The magma’s constituent parts will begin to break apart throughout the eruption, releasing their constituent gases in the form of rising bubbles that will explode once they reach the summit. There, two different sorts of events may occur: effusion, in which lava flows after erupting from the crater, and eruption, in which the magma does not have enough fluidity to prevent it from erupting.

However, if the magma is very thick, the gas bubbles will expand under their own pressure and rupture openly, projecting magma across vast distances. Explicit energy like this is what we mean when we talk about explosive dynamics.

Magmas and lavas come in a variety of forms

The silica concentration of magma is one distinguishing feature; this mineral is also present in the make-up of glass and quartz, and it distinguishes between the many forms of magma. In Hawaii, for instance, the “mafic” magmas are distinguished by their low silica concentration. With temperatures around 1800°F (1000°C), they are not very thick.

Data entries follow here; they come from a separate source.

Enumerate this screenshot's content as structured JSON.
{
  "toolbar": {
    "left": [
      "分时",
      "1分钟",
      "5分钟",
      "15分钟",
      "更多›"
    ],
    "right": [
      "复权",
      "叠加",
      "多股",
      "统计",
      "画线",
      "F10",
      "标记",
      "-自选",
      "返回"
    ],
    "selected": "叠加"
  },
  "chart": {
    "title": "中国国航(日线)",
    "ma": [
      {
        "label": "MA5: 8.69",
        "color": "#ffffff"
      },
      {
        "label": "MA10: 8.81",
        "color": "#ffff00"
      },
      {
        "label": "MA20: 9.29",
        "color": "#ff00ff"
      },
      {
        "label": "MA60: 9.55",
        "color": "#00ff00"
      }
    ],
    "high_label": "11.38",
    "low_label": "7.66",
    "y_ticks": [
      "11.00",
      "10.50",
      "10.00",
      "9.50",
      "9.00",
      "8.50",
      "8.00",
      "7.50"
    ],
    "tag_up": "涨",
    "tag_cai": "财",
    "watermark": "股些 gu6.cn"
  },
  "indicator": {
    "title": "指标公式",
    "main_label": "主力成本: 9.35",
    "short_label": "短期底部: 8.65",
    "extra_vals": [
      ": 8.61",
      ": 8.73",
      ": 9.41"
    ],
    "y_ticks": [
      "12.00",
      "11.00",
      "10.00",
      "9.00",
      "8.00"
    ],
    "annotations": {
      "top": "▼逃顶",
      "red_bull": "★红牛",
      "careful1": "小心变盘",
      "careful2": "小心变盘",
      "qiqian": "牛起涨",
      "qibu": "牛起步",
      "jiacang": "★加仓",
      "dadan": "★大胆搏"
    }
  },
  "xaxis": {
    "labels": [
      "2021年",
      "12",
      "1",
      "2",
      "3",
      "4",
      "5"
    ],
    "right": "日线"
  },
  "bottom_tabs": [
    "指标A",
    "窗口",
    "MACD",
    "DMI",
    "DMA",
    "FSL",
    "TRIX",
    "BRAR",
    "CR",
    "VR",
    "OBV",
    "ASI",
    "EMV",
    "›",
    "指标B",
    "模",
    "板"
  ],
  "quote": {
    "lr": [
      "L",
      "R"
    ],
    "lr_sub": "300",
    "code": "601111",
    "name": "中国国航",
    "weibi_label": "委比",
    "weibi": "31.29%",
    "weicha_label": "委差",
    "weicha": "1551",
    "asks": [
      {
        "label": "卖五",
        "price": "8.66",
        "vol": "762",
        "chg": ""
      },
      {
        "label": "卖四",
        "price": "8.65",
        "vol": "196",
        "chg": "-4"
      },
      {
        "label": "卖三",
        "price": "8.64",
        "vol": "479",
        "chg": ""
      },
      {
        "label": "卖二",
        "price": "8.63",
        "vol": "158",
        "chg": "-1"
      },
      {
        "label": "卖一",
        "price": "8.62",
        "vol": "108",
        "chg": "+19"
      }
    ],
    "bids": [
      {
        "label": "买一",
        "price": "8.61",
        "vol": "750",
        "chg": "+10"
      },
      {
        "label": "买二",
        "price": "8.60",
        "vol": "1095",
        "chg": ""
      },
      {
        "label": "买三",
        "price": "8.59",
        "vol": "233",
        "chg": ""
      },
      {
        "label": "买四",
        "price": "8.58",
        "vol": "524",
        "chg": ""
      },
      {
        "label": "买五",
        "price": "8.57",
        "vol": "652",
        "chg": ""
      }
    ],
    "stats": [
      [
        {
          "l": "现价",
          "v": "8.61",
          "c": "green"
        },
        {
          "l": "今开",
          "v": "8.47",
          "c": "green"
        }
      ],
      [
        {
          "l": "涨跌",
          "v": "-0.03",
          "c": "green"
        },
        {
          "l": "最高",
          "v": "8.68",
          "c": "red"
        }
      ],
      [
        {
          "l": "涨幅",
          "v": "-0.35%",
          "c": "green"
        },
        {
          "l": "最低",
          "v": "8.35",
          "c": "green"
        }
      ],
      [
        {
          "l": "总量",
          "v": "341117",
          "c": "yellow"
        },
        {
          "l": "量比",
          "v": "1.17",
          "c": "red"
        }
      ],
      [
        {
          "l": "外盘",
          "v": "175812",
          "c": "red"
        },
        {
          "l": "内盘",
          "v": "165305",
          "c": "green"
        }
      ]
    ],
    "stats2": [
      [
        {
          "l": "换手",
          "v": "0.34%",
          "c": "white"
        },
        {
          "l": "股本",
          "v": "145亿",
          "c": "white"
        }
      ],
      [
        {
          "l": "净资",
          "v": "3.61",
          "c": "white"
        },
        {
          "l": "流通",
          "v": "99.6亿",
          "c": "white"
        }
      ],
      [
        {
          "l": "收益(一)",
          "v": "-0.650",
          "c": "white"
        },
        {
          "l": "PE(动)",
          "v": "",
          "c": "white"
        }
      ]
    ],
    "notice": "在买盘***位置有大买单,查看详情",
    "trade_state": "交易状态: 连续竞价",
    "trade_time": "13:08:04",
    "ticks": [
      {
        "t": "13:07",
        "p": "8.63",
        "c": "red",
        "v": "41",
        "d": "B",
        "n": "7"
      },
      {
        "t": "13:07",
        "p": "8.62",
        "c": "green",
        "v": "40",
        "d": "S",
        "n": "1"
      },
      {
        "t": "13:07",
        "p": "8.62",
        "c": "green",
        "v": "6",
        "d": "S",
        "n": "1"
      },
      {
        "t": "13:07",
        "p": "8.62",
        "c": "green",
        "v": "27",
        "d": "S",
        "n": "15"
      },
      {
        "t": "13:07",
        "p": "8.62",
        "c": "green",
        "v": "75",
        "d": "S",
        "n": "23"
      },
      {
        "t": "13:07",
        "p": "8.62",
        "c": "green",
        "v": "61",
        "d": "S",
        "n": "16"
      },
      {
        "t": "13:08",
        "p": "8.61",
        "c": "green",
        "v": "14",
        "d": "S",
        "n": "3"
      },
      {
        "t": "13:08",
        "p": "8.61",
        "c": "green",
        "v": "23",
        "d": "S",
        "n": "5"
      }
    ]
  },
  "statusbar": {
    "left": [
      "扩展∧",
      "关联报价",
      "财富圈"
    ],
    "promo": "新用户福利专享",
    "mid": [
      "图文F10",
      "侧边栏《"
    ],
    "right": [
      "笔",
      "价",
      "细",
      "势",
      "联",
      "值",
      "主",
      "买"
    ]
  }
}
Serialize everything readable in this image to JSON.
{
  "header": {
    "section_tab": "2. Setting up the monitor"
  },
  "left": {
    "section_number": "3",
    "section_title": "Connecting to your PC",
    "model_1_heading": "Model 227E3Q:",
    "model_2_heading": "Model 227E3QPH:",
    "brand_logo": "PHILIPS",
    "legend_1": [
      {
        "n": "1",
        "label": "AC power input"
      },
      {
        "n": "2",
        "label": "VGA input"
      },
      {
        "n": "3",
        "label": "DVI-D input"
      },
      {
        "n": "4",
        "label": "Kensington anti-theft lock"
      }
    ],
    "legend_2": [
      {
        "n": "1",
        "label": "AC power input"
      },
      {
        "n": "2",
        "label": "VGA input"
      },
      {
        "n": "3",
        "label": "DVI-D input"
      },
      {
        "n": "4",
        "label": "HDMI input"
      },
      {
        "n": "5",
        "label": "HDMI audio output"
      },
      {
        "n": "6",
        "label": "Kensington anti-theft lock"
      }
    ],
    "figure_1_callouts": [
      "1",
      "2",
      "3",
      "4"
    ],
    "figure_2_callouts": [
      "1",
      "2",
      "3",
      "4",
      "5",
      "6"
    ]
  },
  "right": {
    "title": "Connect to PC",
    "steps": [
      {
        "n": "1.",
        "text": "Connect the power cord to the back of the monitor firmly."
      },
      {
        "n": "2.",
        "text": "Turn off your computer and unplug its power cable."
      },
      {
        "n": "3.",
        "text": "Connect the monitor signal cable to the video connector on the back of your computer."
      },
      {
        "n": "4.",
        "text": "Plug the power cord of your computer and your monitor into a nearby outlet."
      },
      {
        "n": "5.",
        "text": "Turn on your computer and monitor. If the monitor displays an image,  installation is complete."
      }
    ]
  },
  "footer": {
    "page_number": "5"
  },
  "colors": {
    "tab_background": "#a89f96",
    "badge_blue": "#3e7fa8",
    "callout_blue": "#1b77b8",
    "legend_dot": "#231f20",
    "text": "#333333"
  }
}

Magmas from Sicily are less fluid because of the high concentration of silica. Compared to mafic magmas, they are much cooler. Rhyolitic, phonolitic, andesitic, and basaltic lavas are all varieties of lava that form from different types of magma.

By Bertie Atkinson

Bertie Atkinson is a history writer at Malevus. He writes about diverse subjects in history, from ancient civilizations to world wars. In his free time, he enjoys reading, watching Netflix, and playing chess.